Schneier has also added the words “This story is wrong” to his original blog post. “The only source for that post was a Forbes essay by Kalev Leetaru, which links to a previous Forbes essay by him, which links to a video presentation from a Facebook developers conference.” But that Forbes contributor has also responded, saying that he’d first asked Facebook three times about when they’d deploy the backdoor in WhatsApp — and never received a response.
Asked again on July 25th the company’s plans for “moderating end to end encrypted conversations such as WhatsApp by using on device algorithms,” a company spokesperson did not dispute the statement, instead pointing to Zuckerberg’s blog post calling for precisely such filtering in its end-to-end encrypted products including WhatsApp [apparently this blog post], but declined to comment when asked for more detail about precisely when such an integration might happen… [T]here are myriad unanswered questions, with the company declining to answer any of the questions posed to it regarding why it is investing in building a technology that appears to serve little purpose outside filtering end-to-end encrypted communications and which so precisely matches Zuckerberg’s call. Moreover, beyond its F8 presentation, given Zuckerberg’s call for filtering of its end-to-end encrypted products, how does the company plan on accomplishing this apparent contradiction with the very meaning of end-to-end encryption?
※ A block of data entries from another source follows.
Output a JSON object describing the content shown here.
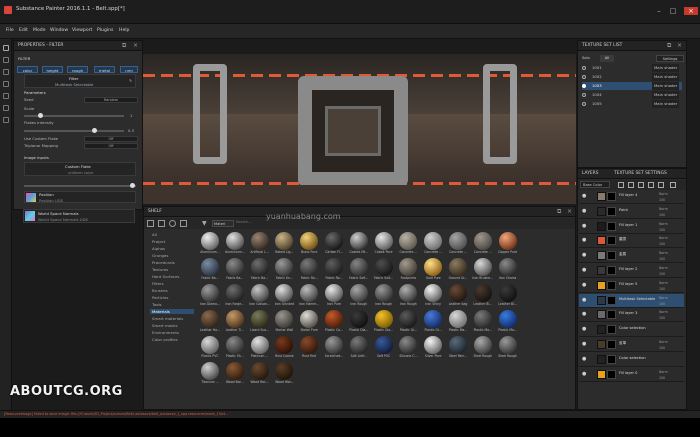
{
  "app": {
    "window_title": "Substance Painter 2016.1.1 - Belt.spp[*]",
    "menu": [
      "File",
      "Edit",
      "Mode",
      "Window",
      "Viewport",
      "Plugins",
      "Help"
    ]
  },
  "properties": {
    "panel_title": "PROPERTIES - FILTER",
    "section_filter": "FILTER",
    "channel_tags": [
      "color",
      "height",
      "rough",
      "metal",
      "nrm"
    ],
    "filter_label": "Filter",
    "filter_name": "Multitask Selectable",
    "parameters_header": "Parameters",
    "seed_label": "Seed",
    "seed_value": "Random",
    "scale_label": "Scale",
    "scale_value": "1",
    "flakes_label": "Flakes Intensity",
    "flakes_value": "0.3",
    "use_custom_flake_label": "Use Custom Flake",
    "use_custom_flake_value": "Off",
    "triplanar_label": "Triplanar Mapping",
    "triplanar_value": "Off",
    "image_inputs_header": "Image inputs",
    "custom_flake_title": "Custom Flake",
    "custom_flake_sub": "uniform color",
    "position_title": "Position",
    "position_sub": "Position UDS",
    "world_normals_title": "World Space Normals",
    "world_normals_sub": "World Space Normals UDS"
  },
  "shelf": {
    "panel_title": "SHELF",
    "search_placeholder": "Search...",
    "filter_chip": "Materi",
    "categories": [
      "All",
      "Project",
      "Alphas",
      "Grunges",
      "Procedurals",
      "Textures",
      "Hard Surfaces",
      "Filters",
      "Brushes",
      "Particles",
      "Tools",
      "Materials",
      "Smart materials",
      "Smart masks",
      "Environments",
      "Color profiles"
    ],
    "selected_category": "Materials",
    "materials": [
      {
        "name": "Aluminium...",
        "c1": "#f0f0f0",
        "c2": "#5a5a5a"
      },
      {
        "name": "Aluminium...",
        "c1": "#e2e2e2",
        "c2": "#4a4a4a"
      },
      {
        "name": "Artificial L...",
        "c1": "#9a8470",
        "c2": "#2e241d"
      },
      {
        "name": "Baked Lig...",
        "c1": "#c9b58a",
        "c2": "#4a3c25"
      },
      {
        "name": "Brass Pure",
        "c1": "#f4d27a",
        "c2": "#6a4a12"
      },
      {
        "name": "Carbon Fi...",
        "c1": "#6a6a6a",
        "c2": "#121212"
      },
      {
        "name": "Coated Mt...",
        "c1": "#cfcfcf",
        "c2": "#2c2c2c"
      },
      {
        "name": "Cobalt Pure",
        "c1": "#e6e6e6",
        "c2": "#555"
      },
      {
        "name": "Concrete ...",
        "c1": "#b9b2a6",
        "c2": "#59534a"
      },
      {
        "name": "Concrete ...",
        "c1": "#d0d0d0",
        "c2": "#6a6a6a"
      },
      {
        "name": "Concrete ...",
        "c1": "#a6a6a6",
        "c2": "#4a4a4a"
      },
      {
        "name": "Concrete ...",
        "c1": "#9e9890",
        "c2": "#4a453f"
      },
      {
        "name": "Copper Pure",
        "c1": "#f2a77a",
        "c2": "#6a2e12"
      },
      {
        "name": "Fabric Ba...",
        "c1": "#7a8ca3",
        "c2": "#26303d"
      },
      {
        "name": "Fabric Ba...",
        "c1": "#8b8b8b",
        "c2": "#2a2a2a"
      },
      {
        "name": "Fabric Ba...",
        "c1": "#6e6e6e",
        "c2": "#1e1e1e"
      },
      {
        "name": "Fabric Kn...",
        "c1": "#9a9a9a",
        "c2": "#303030"
      },
      {
        "name": "Fabric Ro...",
        "c1": "#7a7a7a",
        "c2": "#262626"
      },
      {
        "name": "Fabric Ro...",
        "c1": "#5e5e5e",
        "c2": "#1a1a1a"
      },
      {
        "name": "Fabric Soft...",
        "c1": "#858585",
        "c2": "#2a2a2a"
      },
      {
        "name": "Fabric Suit...",
        "c1": "#4e4e4e",
        "c2": "#141414"
      },
      {
        "name": "Footprints",
        "c1": "#a29a8d",
        "c2": "#3e3a33"
      },
      {
        "name": "Gold Pure",
        "c1": "#ffe08a",
        "c2": "#8a5a10"
      },
      {
        "name": "Ground Gr...",
        "c1": "#8c7a60",
        "c2": "#332a1c"
      },
      {
        "name": "Iron Brushe...",
        "c1": "#d8d8d8",
        "c2": "#4a4a4a"
      },
      {
        "name": "Iron Chains",
        "c1": "#8a8a8a",
        "c2": "#262626"
      },
      {
        "name": "Iron Diamo...",
        "c1": "#9c9c9c",
        "c2": "#2e2e2e"
      },
      {
        "name": "Iron Forge...",
        "c1": "#6e6e6e",
        "c2": "#1c1c1c"
      },
      {
        "name": "Iron Galvan...",
        "c1": "#c6c6c6",
        "c2": "#3c3c3c"
      },
      {
        "name": "Iron Grinded",
        "c1": "#e0e0e0",
        "c2": "#4a4a4a"
      },
      {
        "name": "Iron Hamm...",
        "c1": "#bdbdbd",
        "c2": "#3a3a3a"
      },
      {
        "name": "Iron Pure",
        "c1": "#e8e8e8",
        "c2": "#505050"
      },
      {
        "name": "Iron Rough",
        "c1": "#a8a8a8",
        "c2": "#353535"
      },
      {
        "name": "Iron Rough",
        "c1": "#9a9a9a",
        "c2": "#2c2c2c"
      },
      {
        "name": "Iron Rough",
        "c1": "#b0b0b0",
        "c2": "#333"
      },
      {
        "name": "Iron Shiny",
        "c1": "#f5f5f5",
        "c2": "#555"
      },
      {
        "name": "Leather bag",
        "c1": "#6a4a36",
        "c2": "#1e140e"
      },
      {
        "name": "Leather Bi...",
        "c1": "#4a3a30",
        "c2": "#15100c"
      },
      {
        "name": "Leather Bl...",
        "c1": "#3a3a3a",
        "c2": "#0f0f0f"
      },
      {
        "name": "Leather Ha...",
        "c1": "#8a6a4e",
        "c2": "#2e2014"
      },
      {
        "name": "Leather Ti...",
        "c1": "#c49a6a",
        "c2": "#4a3018"
      },
      {
        "name": "Lizard Sca...",
        "c1": "#7a7a5a",
        "c2": "#262616"
      },
      {
        "name": "Mortar Wall",
        "c1": "#9a968e",
        "c2": "#3a3733"
      },
      {
        "name": "Nickel Pure",
        "c1": "#e0ddd6",
        "c2": "#4a4740"
      },
      {
        "name": "Plastic Ca...",
        "c1": "#c45a2a",
        "c2": "#4a1a08"
      },
      {
        "name": "Plastic Dia...",
        "c1": "#3a3a3a",
        "c2": "#0e0e0e"
      },
      {
        "name": "Plastic Gla...",
        "c1": "#f2c22a",
        "c2": "#7a5a00"
      },
      {
        "name": "Plastic Gr...",
        "c1": "#5a5a5a",
        "c2": "#151515"
      },
      {
        "name": "Plastic Gr...",
        "c1": "#4a7ad8",
        "c2": "#102a66"
      },
      {
        "name": "Plastic Ma...",
        "c1": "#d8d8d8",
        "c2": "#6a6a6a"
      },
      {
        "name": "Plastic Mo...",
        "c1": "#7a7a7a",
        "c2": "#262626"
      },
      {
        "name": "Plastic Ma...",
        "c1": "#3a7ae0",
        "c2": "#0e2a66"
      },
      {
        "name": "Plastic PVC",
        "c1": "#dadada",
        "c2": "#5a5a5a"
      },
      {
        "name": "Plastic Sh...",
        "c1": "#8a8a8a",
        "c2": "#2a2a2a"
      },
      {
        "name": "Platinum ...",
        "c1": "#e4e4e4",
        "c2": "#5a5a5a"
      },
      {
        "name": "Rust Coarse",
        "c1": "#7a3a1e",
        "c2": "#2a0e06"
      },
      {
        "name": "Rust Fine",
        "c1": "#8a4a2a",
        "c2": "#2e140a"
      },
      {
        "name": "Scratched...",
        "c1": "#9a9a9a",
        "c2": "#2e2e2e"
      },
      {
        "name": "Soft Artif...",
        "c1": "#7a7a7a",
        "c2": "#222"
      },
      {
        "name": "Soft PVC",
        "c1": "#3a5a9a",
        "c2": "#0e1a36"
      },
      {
        "name": "Silicone C...",
        "c1": "#8a8a8a",
        "c2": "#262626"
      },
      {
        "name": "Silver Pure",
        "c1": "#f4f4f4",
        "c2": "#5e5e5e"
      },
      {
        "name": "Steel Pain...",
        "c1": "#5a6a7a",
        "c2": "#1a222a"
      },
      {
        "name": "Steel Rough",
        "c1": "#aaaaaa",
        "c2": "#363636"
      },
      {
        "name": "Steel Rough",
        "c1": "#9a9a9a",
        "c2": "#2e2e2e"
      },
      {
        "name": "Titanium ...",
        "c1": "#cfcfcf",
        "c2": "#444"
      },
      {
        "name": "Wood Bar...",
        "c1": "#8a5a36",
        "c2": "#2e1a0c"
      },
      {
        "name": "Wood Roc...",
        "c1": "#6a4a2e",
        "c2": "#22160c"
      },
      {
        "name": "Wood Wor...",
        "c1": "#5a3e26",
        "c2": "#1c1208"
      }
    ]
  },
  "texture_set_list": {
    "panel_title": "TEXTURE SET LIST",
    "solo_label": "Solo",
    "all_label": "All",
    "settings_label": "Settings",
    "rows": [
      {
        "name": "1001",
        "shader": "Main shader"
      },
      {
        "name": "1002",
        "shader": "Main shader"
      },
      {
        "name": "1003",
        "shader": "Main shader"
      },
      {
        "name": "1004",
        "shader": "Main shader"
      },
      {
        "name": "1005",
        "shader": "Main shader"
      }
    ]
  },
  "layers": {
    "tab_layers": "LAYERS",
    "tab_tss": "TEXTURE SET SETTINGS",
    "channel_select": "Base Color",
    "items": [
      {
        "name": "Fill layer 4",
        "blend": "Norm",
        "opacity": "100",
        "thumb": "#8a7a6a"
      },
      {
        "name": "Paint",
        "blend": "Norm",
        "opacity": "100",
        "thumb": "#2a2a2a"
      },
      {
        "name": "Fill layer 1",
        "blend": "Norm",
        "opacity": "100",
        "thumb": "#1c1c1c"
      },
      {
        "name": "磨损",
        "blend": "Norm",
        "opacity": "100",
        "thumb": "#d85a3a"
      },
      {
        "name": "金属",
        "blend": "Norm",
        "opacity": "100",
        "thumb": "#7a7a7a"
      },
      {
        "name": "Fill layer 2",
        "blend": "Norm",
        "opacity": "100",
        "thumb": "#3a3a3a"
      },
      {
        "name": "Fill layer 5",
        "blend": "Norm",
        "opacity": "100",
        "thumb": "#e8a020"
      },
      {
        "name": "Multitask Selectable",
        "blend": "Norm",
        "opacity": "100",
        "thumb": "#2a3a4a"
      },
      {
        "name": "Fill layer 3",
        "blend": "Norm",
        "opacity": "100",
        "thumb": "#6a6a6a"
      },
      {
        "name": "Color selection",
        "blend": "",
        "opacity": "",
        "thumb": "#222"
      },
      {
        "name": "皮革",
        "blend": "Norm",
        "opacity": "100",
        "thumb": "#4a3a2a"
      },
      {
        "name": "Color selection",
        "blend": "",
        "opacity": "",
        "thumb": "#222"
      },
      {
        "name": "Fill layer 0",
        "blend": "Norm",
        "opacity": "100",
        "thumb": "#e8a020"
      }
    ]
  },
  "status": "[ResourceImage] Failed to save image: file:///F:/work/SD_Project/scenes/Belt/.autosave/belt_autosave_1_spp.resources/mask_15e4...",
  "watermark": {
    "site": "yuanhuabang.com",
    "logo": "ABOUTCG.ORG"
  },
  "colors": {
    "accent": "#3d7ab8",
    "selected_row": "#2f4f72",
    "status_error": "#e05a3a"
  }
}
The company’s lack of transparency and unwillingness to answer even the most basic questions about how it plans to balance the protections of end-to-end encryption in its products including WhatsApp with the need to eliminate illegal content reminds us the giant leap of faith we take when we use closed encryption products whose source we cannot review… Governments are increasingly demanding some kind of compromise regarding end-to-end encryption that would permit them to prevent such tools from being used to conduct illegal activity. What would happen if WhatsApp were to receive a lawful court order from a government instructing it to insert such content moderation within the WhatsApp client and provide real-time notification to the government of posts that match the filter, along with a copy of the offending content?
Asked about this scenario, Carl Woog, Director of Communications for WhatsApp, stated that he was not aware of any such cases to date and noted that “we’ve repeatedly defended end-to-end encryption before the courts, most notably in Brazil.” When it was noted that the Brazilian case involved the encryption itself, rather than a court order to install a real-time filter and bypass directly within the client before and after the encryption process at national scale, which would preserve the encryption, Woog initially said he would look into providing a response, but ultimately did not respond.
Given Zuckerberg’s call for moderation of the company’s end-to-end encryption products and given that Facebook’s on-device content moderation appears to answer directly to this call, Woog was asked whether its on-device moderation might be applied in future to its other end-to-end encrypted products rather than WhatsApp. After initially saying he would look into providing a response, Woog ultimately did not respond.
Here’s the exact words from Zuckerberg’s March blog post. It said Facebook is “working to improve our ability to identify and stop bad actors across our apps by detecting patterns of activity or through other means, even when we can’t see the content of the messages, and we will continue to invest in this work. “